Volcan Sierra Negra tortoise
Geochelone guentheri is one of the five tortoise populations from Isabela (Albemarle) Island. The gray-brown to black carapace (to 120 cm) is intermediate in shape between domed and saddlebacked. There is a slight cervical indentation, and the carapace is rather broad anteriorly. Anterior marginals are not bent upward or only slightly; posterior marginals are downturned; the height at the cervical indentation is not more than 44% of the carapacial length. Vertebrals are all wider than long, and the 5th is expanded. Surfaces of the vertebral and pleural scutes are rather smooth, especially in large specimens, but growth annuli are present. Eleven marginals occur on each side, and the single, individual supracaudal scute is downturned. Lateral marginals are small, but the 8th is not reduced and has a long dorsal border. The well-developed gray-brown plastron is shorter than the carapace. Its forelobe tapers anteriorly, and the hindlobe is notched posteriorly. The plastral formula is: abd > hum > an > fem > gul > pect; the paired gulars do not project beyond the anterior carapacial rim. The bridge is wide with a short axillary and a larger inguinal. The head is moderate in size with a nonprojecting snout and a slightly bicuspid upper jaw. Its short prefrontal scale is longitudinally divided and followed by a larger frontal scale; other head scales are equal in size and rather small. Females have gray heads, and the lower jaw and throat may be yellow in males. The gray neck is long with a biconvex 4th cervical vertebra. Limbs and tail are gray. Anterior surfaces of the forelimbs are covered with large, pointed, slightly overlapping scales. No large terminal scale occurs on the tail.
The larger males have longer, thicker tails and lighter colored throats and chins.
Linda J. Cayot (pers. comm.) reports that the typical, flat-shelled Geochelone guentheri is restricted to Cienco Cerros on Cerro Azul, southern Isabela (Albemarle) Island. This population is restricted to 100-300 tortoises (Cayot and Márquez, 1994). The remaining populations on Sierra Negra (less than 500 individuals; Cayot and Márquez, 1994), generally considered to be G. guentheri, appear much more like G. vicina.
Some individuals are more saddlebacked than others. Male G. vicina have more elevated shells than the flatter male G. guentheri, but their morphological features are extremely similar. Until 1925 no known physical barriers separated the two populations; they are now partially separated by an extensive lava flow, but a large area along the southern coast of Isabela Island remains open as a potential pathway for genetic exchange. Linda J. Cayot reports that a field study at Cienco Cerros on Cerro Azul suggests that there is crossbreeding between the domed morphotype (vicina) and the flat-shelled morphotype (guentheri). Fritts (1984) showed a complex distribution with G. vicina and G. guentheri distributed in altitudinal zones differing in humidity, but if this holds up, G. guentheri may have almost disappeared (Linda J. Cayot, pers. comm.). MacFarland et al. (1974a) and Pritchard (1996a) thought that Geochelone vicina and G. guentheri may be combined.

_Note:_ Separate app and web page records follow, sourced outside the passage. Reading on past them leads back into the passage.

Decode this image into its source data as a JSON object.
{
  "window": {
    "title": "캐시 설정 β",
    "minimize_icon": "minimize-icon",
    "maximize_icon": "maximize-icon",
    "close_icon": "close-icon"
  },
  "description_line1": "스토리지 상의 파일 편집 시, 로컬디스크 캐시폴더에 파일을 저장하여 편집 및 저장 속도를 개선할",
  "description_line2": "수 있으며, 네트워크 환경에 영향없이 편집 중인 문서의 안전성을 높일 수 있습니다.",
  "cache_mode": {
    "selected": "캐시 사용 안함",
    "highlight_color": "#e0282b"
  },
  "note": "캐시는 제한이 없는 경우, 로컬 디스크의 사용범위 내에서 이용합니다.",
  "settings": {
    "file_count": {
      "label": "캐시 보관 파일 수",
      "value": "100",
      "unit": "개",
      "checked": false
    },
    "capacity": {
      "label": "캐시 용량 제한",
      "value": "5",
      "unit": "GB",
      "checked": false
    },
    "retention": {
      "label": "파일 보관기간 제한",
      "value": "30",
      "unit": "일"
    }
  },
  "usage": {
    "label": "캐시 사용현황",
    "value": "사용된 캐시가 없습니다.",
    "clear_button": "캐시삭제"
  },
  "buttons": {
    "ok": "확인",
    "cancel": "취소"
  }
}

The habitat is relatively dry with cacti, grassy areas, brush, and some trees, but during the fog season the area is quite mesic. Beck (in Van Denburgh, 1914) reported that these tortoises push under shrubs to avoid the heat, and that they frequently bathe in mudholes, but this is true for all Galápagos tortoises (Linda J. Cayot, pers. comm.).
Nesting probably occurs from July to November. Pritchard (1979) reported that clutches average 9 (8-17) eggs; clutches examined by Noegel and Moss (1989) contained 8-11 eggs. More than one clutch may be laid a season at intervals of 30-45 days. Eggs are almost spherical; 10 measured by Van Denburgh (1914) ranged from 60 x 58 mm to 57.6 x 57.1 mm.
Foods consist of grasses and cacti.
This species was described by Baur (1890b) as Testudo güntheri; see Pritchard (1996a, p. 47) for a discussion on the use of güntheri, guentheri, or guntheri. Pritchard also proposed synonymization of all Isabela species but G. becki with G. vicina.
IUCN Red List Status (1996)
The entire Galápagos group (listed as Geochelone nigra) is considered Vulnerable (A2c, B1+2c). G. guentheri (listed as Geochelone nigra guentheri) is considered Endangered (C2a).
MacFarland et al. (1974a) and Caporaso (1991) estimated the population of G. guentheri to be 300-500 individuals, mostly small to medium-sized animals, and reported natural reproduction. However, few adults remain, as most have been killed by settlers, and continued patrolling will be necessary to protect the remaining tortoises, as Linda Cayot remarks:
"In 1994 there was a major increase in poaching of tortoises in the Galápagos, with the majority occurring on southern Isabela (principally Sierra Negra, but also Cerro Azul) and Volcan Wolf. Since 1995 this has declined but still occurs on southern Isabela. Many of the subpopulations in the breeding and rearing center in Puerto Villamil are there due to the problem with poaching."